The industry needs to be aware that despite the ream of positive news stories around AI and automation, the hype around customer-facing functions, like first notification of loss (FNOL) and fraud management may not live up to consumer reality. In a tech-enabled, value-led society If a consumer has a negative experience, trust is easily lost.
For example, in May 2021, AI-powered insurance provider Lemonade, was forced to issue an apology after a series of social media posts described how they used AI to reject claims. Its AI used non-verbal cues (such as eye movements) to decide whether claims were fraudulent. Customers were also not made aware that their biometric data was being collected and used to determine the outcome of their claim or the decision-making process behind this. This resulted in backlash on social media, resulting in Lemonade’s deleting their posts.
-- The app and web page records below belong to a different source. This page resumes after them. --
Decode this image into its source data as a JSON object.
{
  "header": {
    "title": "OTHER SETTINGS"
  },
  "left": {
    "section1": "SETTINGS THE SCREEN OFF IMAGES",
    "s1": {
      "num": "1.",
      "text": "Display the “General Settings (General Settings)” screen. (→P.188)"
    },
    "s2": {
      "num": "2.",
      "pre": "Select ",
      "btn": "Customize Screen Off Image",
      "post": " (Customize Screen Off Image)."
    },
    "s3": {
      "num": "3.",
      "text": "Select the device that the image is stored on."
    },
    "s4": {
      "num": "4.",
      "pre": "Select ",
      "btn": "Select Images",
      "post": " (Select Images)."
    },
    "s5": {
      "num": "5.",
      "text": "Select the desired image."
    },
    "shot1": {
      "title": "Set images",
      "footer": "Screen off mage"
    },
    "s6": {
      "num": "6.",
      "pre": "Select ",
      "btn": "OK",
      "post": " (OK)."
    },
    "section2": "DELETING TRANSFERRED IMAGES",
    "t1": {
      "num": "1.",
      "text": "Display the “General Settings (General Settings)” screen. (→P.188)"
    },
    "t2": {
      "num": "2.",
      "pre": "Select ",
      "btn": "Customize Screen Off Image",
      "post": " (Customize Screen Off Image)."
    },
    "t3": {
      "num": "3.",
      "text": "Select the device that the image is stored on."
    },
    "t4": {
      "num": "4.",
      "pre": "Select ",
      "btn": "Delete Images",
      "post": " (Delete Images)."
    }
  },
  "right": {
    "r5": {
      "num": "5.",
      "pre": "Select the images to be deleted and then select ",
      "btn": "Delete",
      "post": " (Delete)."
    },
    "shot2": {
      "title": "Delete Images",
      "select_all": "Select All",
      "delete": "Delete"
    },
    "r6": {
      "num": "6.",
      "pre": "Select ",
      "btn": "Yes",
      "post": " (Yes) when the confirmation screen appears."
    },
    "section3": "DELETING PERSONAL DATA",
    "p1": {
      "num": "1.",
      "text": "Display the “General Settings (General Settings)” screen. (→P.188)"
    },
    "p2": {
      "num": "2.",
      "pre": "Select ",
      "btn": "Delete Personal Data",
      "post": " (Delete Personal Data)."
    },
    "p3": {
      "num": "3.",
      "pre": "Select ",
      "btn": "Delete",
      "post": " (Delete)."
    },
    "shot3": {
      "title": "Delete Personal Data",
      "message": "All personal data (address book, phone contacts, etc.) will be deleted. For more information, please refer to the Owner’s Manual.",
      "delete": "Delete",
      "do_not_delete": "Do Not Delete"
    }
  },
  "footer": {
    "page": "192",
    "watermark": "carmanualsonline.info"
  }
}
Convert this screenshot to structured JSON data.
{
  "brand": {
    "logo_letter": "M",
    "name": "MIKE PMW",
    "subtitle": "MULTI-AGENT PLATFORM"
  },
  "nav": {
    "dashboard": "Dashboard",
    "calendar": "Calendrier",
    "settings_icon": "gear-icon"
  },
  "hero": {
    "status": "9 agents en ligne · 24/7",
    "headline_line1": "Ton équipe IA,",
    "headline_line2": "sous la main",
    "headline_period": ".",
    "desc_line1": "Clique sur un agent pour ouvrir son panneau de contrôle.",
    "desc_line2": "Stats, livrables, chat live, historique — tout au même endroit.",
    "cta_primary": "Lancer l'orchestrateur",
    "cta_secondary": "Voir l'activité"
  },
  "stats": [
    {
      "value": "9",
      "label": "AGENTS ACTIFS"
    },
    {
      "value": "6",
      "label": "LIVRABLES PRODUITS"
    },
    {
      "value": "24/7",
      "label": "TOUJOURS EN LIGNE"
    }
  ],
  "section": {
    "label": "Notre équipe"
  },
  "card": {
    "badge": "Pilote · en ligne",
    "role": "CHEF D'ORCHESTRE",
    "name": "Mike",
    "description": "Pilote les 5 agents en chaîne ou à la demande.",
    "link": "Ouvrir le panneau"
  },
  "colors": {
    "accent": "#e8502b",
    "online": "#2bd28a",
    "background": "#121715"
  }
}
This raises questions around how to ensure AI is used ethically and in ways that enhance rather than diminish trust and customer confidence. It is critical that insurers put in a framework for the ethical use of data and AI to assure customers that the data and algorithms used to make critical decisions are not biased or otherwise untrustworthy.
Lindsay Lucas, CEO of data and software provider Software Solved, said: “If historical workflows and processes are not addressed then the issues being discussed around AI will be confounded. As we have seen through historical stories about learnt bias within some of the early AI stories (the “Amazon CV selection being one that jumps to mind), whilst it may be tempting to use the wealth of historical data some of these organisations hold, then unless the inherited bias is dealt with first, the AI will unfairly select and determine decisions. Often the appeal of bringing in AI as a quick win on existing systems can bring longer term issues and therefore more savvy insurers should be looking internally at their systems, processes and data quality ahead of layering in any AI.
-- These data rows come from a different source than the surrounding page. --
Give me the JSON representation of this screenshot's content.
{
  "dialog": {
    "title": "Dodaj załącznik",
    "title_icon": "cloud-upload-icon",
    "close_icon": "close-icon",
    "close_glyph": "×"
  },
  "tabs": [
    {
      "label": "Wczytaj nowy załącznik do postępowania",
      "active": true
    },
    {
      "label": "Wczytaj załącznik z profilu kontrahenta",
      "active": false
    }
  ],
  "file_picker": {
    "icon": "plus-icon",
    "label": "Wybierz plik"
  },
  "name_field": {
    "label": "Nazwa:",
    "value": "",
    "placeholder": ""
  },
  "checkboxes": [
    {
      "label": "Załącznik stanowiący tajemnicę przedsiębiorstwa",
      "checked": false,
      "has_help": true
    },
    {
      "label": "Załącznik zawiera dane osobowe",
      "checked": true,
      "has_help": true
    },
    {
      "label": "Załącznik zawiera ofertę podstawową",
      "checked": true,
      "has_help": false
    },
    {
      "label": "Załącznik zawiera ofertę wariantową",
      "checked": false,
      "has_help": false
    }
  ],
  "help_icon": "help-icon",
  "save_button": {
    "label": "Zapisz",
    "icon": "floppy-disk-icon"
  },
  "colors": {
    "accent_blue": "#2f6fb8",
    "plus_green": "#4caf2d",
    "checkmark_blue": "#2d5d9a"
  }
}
“You have to be confident in the quality and accuracy of the data held in order to trust the decisions then being made on that data. Fundamentally the technology can be incredibly useful when used on accurate, current and unbiased data sets, but often the work needed to make systems more robust, deal with technical debt that can lead to poor data processing and cleaning up bad data or being brave enough to ditch it are not popular because of the lack of immediate ROI or fear. These actions are so incredibly important to building tech you can trust and yet they are the behind the curtain activities that only the more forward-thinking companies undertake because they know failure to address it, will result in poor decision making data in future.
“It is important that AI is fully understood and organisations do not buy in ‘black box’ style technology that doesn’t align to their own decision making processes. Ultimately the AI should be there to augment a team and provide some of the processing or information that would have traditionally been delivered by a human being, but it shouldn’t completely remove the human element. Organisations should still be able to decode an AI decision and validate it for themselves, so when anomalies happen, they can be dealt with in a human way that builds trust – no one wants to be back in the 90’s hearing “computer says no” with no other option provided.
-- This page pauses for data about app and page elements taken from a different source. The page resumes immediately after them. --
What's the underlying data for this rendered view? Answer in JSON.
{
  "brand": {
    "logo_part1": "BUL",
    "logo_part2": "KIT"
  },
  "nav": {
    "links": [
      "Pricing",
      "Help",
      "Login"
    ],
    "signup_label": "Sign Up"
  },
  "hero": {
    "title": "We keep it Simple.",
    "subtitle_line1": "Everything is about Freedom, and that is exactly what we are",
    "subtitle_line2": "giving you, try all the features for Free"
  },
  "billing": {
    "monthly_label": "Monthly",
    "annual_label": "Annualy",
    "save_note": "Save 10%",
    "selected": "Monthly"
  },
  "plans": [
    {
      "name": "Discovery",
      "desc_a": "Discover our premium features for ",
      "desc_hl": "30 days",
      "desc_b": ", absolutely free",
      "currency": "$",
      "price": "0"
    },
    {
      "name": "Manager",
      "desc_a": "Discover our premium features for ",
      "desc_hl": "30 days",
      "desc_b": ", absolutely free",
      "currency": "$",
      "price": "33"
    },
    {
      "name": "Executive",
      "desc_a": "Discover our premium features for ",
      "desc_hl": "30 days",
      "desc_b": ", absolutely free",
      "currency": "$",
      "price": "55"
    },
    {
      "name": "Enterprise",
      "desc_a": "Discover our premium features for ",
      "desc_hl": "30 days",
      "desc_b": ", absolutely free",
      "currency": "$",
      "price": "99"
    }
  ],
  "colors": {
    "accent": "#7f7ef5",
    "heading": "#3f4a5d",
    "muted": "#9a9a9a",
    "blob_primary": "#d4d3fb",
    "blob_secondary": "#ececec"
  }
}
“The human element is the biggest barrier to the expansion of AI, where AI is being used to enhance information or make life easier for people, they will embrace it, value it and engage. However, if people feel watched, monitored and scrutinised because of the use of AI, they will look for ways to outsmart the systems, which in turn will lead to bad data, poor AI decision making due to incorrectly learnt biases and ultimately disengaged people. I agree that regulation of the use of AI is the natural way to go here if it is going to be embraced as a change for good across the industry. Many companies are already using AI for good, but for those using it more intrusively and failing to be transparent about it just further substantiates the need to regulate in order to build trust in these systems which can be transformational for organisations when used in the right way.”